▶ [Dataset records]:
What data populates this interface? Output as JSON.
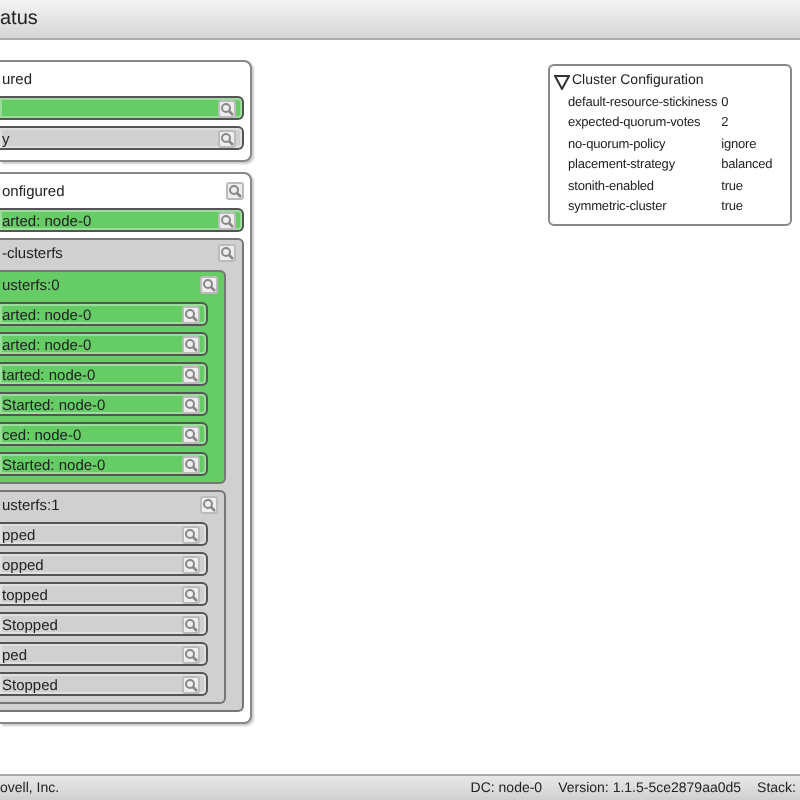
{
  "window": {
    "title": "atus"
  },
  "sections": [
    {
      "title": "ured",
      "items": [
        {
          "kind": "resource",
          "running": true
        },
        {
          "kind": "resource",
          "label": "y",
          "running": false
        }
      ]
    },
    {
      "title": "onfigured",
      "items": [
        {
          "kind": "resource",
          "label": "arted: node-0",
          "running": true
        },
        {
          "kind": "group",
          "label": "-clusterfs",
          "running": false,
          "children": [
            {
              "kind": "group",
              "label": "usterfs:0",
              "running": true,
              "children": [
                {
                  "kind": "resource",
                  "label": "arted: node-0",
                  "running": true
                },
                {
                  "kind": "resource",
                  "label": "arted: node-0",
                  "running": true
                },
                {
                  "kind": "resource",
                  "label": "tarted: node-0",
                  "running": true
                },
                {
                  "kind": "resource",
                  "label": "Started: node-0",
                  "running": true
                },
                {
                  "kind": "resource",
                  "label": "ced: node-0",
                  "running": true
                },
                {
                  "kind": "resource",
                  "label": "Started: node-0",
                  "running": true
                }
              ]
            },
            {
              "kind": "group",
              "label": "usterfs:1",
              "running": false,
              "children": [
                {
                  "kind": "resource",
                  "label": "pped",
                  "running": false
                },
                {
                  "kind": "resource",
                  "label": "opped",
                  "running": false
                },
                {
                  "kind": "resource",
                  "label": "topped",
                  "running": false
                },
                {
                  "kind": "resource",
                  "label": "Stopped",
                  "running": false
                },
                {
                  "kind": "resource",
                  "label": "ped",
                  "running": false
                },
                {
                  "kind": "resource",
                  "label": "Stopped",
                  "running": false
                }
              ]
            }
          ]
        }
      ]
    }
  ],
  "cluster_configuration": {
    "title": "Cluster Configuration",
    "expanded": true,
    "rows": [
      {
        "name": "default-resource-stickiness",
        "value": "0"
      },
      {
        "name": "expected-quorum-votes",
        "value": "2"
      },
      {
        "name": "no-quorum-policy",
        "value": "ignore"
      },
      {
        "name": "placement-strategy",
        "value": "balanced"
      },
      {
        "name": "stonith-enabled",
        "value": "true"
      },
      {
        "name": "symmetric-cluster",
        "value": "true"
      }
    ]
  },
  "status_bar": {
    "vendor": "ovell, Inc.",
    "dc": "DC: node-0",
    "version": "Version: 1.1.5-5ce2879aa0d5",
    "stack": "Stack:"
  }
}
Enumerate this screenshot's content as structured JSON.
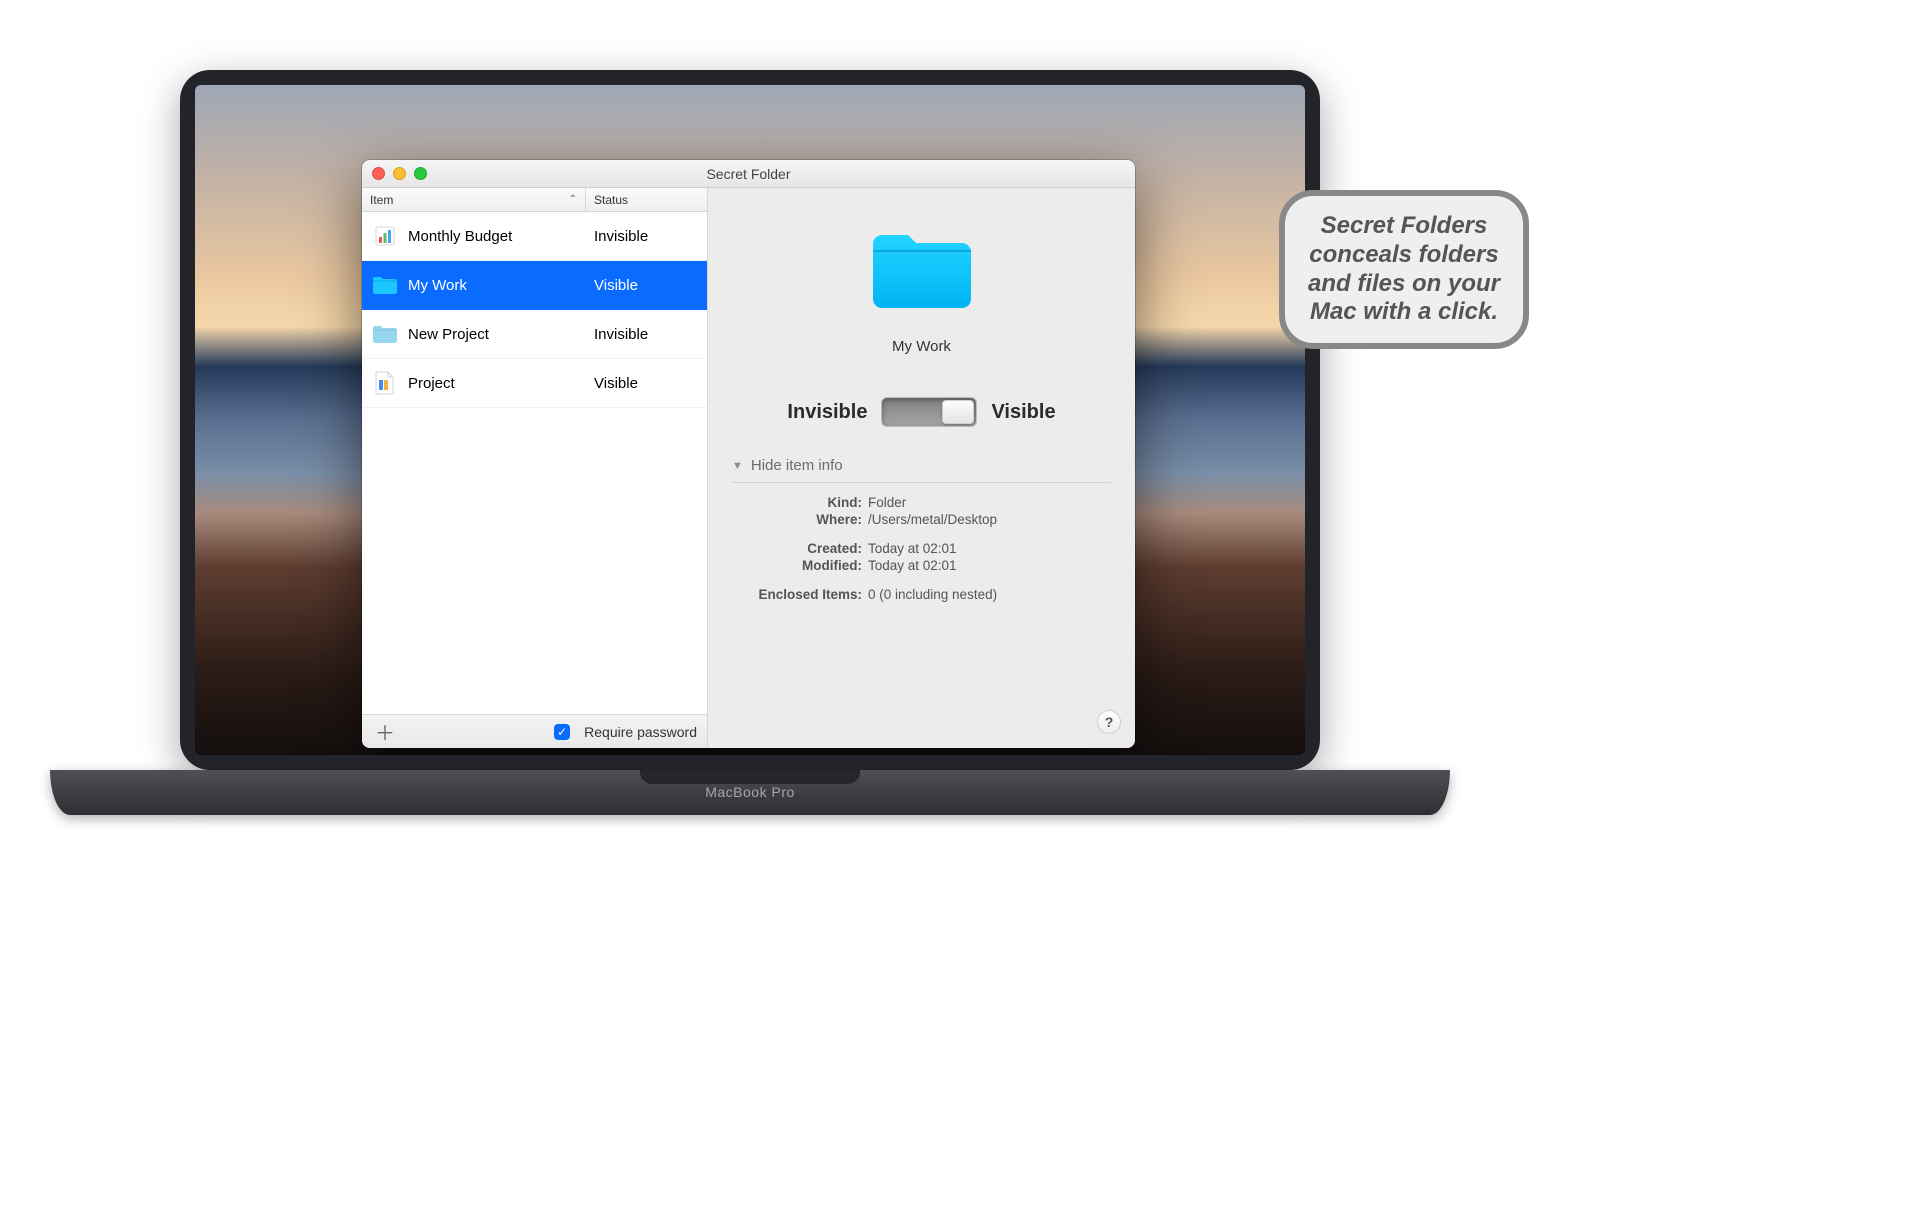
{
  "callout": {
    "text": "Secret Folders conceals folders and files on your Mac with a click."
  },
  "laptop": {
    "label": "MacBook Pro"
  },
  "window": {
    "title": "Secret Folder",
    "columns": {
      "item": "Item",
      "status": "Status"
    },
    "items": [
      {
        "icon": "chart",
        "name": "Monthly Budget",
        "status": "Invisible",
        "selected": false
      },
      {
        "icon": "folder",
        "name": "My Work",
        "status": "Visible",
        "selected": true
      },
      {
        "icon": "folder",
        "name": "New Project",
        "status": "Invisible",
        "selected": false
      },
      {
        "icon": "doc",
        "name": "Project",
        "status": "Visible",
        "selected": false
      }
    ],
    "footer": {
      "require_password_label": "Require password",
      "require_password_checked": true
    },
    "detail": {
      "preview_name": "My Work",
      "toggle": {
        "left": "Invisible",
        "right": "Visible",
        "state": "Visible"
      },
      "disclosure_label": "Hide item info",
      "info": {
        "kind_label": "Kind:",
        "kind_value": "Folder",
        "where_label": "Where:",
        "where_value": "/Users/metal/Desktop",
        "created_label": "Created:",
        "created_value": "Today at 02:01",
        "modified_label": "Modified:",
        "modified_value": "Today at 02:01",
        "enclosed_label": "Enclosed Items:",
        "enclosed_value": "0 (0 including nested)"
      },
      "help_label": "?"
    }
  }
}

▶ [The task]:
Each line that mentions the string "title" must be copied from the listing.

▶ [Result of the exercise]:
    "title": "atus"
      "title": "ured",
      "title": "onfigured",
    "title": "Cluster Configuration",
    "title": "Secret Folder",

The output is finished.